Recognising my motivations
Pause. Take a moment. Ask yourself “Why am I reading this article?” The purpose of making you do this is not to make you realise that you can make better use of your time elsewhere, but to make you aware of your motivation. We are constantly doing things but rarely do we ask, why are we doing it?
Most human motivations can be classified under four categories. What are they? To know them you will have to motivate yourself to read the full article.
This is the first motivation. No one has to tell us to do this, we are instinctively drawn towards things that give us pleasure. Aam papad, Amitabh Bachchan movies, Tin Tin comics and Gold Spot gave me pleasure as a child. If you are wondering what is Gold Spot, it was an orange flavoured cola drink when I was a school boy. As I grew my hormones derived immense pleasure from reading adult literature. Unfortunately it was not a part of the school curriculum, so my extensive reading did not add to my academic achievements.
Often we associate pleasure only with sensory gratification. But there is emotional pleasure too. Awards, trophies, medals and certificates gave me great emotional pleasure as a child. I was terribly heartbroken when my mother once folded my certificate and kept it in her purse. It felt as though someone had pierced my heart. The feelings we experience when we feel loved, recognized and admired are a form of emotional pleasure. No wonder, we cannot seem to ever get enough of it.
Do Well In Life
This motivation rears its head when we begin to enter young adulthood. If you belong to a middle class family, the common approach to do well in life is to get a professional degree and a job. Unfortunately when I was growing up there was no option of making a career by posting videos on YouTube or playing video games. I had to pay to play video games and the only tube I knew was the one that emitted light.
This motivation is all about making good money, buying a decent house and having a swanky car. Basically it is what society calls ‘settling down’. The hope is to bring more predictability to financial and emotional life. At least that was what it was before we realised, the economic crisis can hit our finances, Tinder can swipe away our relationships and a pandemic can take our breath away.
Lead A Moral Life
In the mountain of motivation, this is at a higher altitude. Which is why few people in today’s fast paced life bother about morals, ethics and values. But those who do run their intentions through a morality check before they act. So what are morals? The usual stuff that parents tell their children “be honest, don’t be greedy, be kind to others” but sometimes forget to follow themselves.
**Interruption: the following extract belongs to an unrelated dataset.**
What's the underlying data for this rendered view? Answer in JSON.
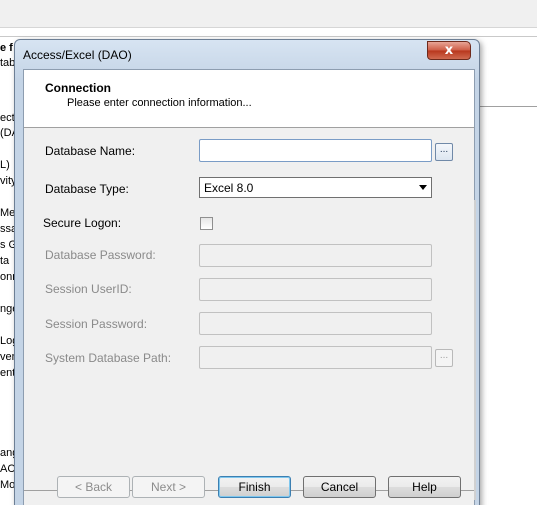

When I became interested in spirituality I became more conscious of morality. I felt if I had to have even the slightest chance at God realization, I must be a ‘good’ person. No God, Hindu or Christian, would let me enter the Pearly Gates without passing the morality test on planet Earth. As a result the 80G deductions in my income tax return went up. For those of you wondering what that is 80G, it is the reduction in your taxable income when you make charitable donations.
Realize, You Are Life
This motivation is the rarest. It is at the peak of human endeavours. It is the motivation to solve the mystery of life. Why am I here? What is the meaning of life? Who am I? These are some of the questions that plague people afflicted with this motivation. Yes, it is almost like an illness as there are no clear answers to these questions. And yet the questions do not go away.
People plagued with this motivation are called seekers. They go from place to place, Guru to Guru, book to book, workshop to workshop searching for this elusive thing called Truth. It is a thankless task as most people around them cannot understand their craziness. And there seems to be no end to this pursuit. I have enough material on my experiences around this motivation to write a book. Someday I will.
What Is Your Motivation?
Now that I have listed all the motivations a good question to ask yourself is — what is my motivation? Am I driven by enjoyment, achievement, morals or the mysterious unknown?
Quite often there is no single motivation that pulls our life, it is a mix of all. Also it may change, as we age.
When we are young we are driven by the urge for pleasure and instant gratification. We are not so bothered about the consequences. As we mature we realise we must do something constructive with our life. As we grow older we feel I must give something back to society. This could mean sharing our wealth or the knowledge we have gained. As we approach closer to the end of our life we may wonder — is there some deeper truth behind our existence?
At the same time it need not be sequential. Some people may devote their whole life to a single motivation. Dhirubhai Amabani’s life motivation was to do well in life. His prime focus was wealth creation. Mahatma Gandhi was inspired by living an honest life. He wrote a book called ‘My Experiments With Truth’. Prince Siddhartha’s pursuit was to seek liberation from human suffering. He found a deep personal truth and became the Buddha.
I tried hard to find a famous historical figure who devoted his whole life to the pursuit of pleasure but couldn’t find one. If you come across any such person do share in the comments section.
Before I end the article, I must disclose what I am sharing is not my original insight. These four motivations are called Purusharthas in Hindu philosophy. They are Dharma (lead a moral life), Artha (do well in life), Kama (enjoy life) and Moksha (realize, you are life). The struggles we face in life are often when we are unclear of our motivations or they conflict with each other. When we realise what truly matters to us it leads to growth.
Since you have invested your time in reading this article, l will make a small contribution to your self-development by identifying one of your motivations.
“You are motivated to know yourself better and discover your true self.”
PS: Like every human😊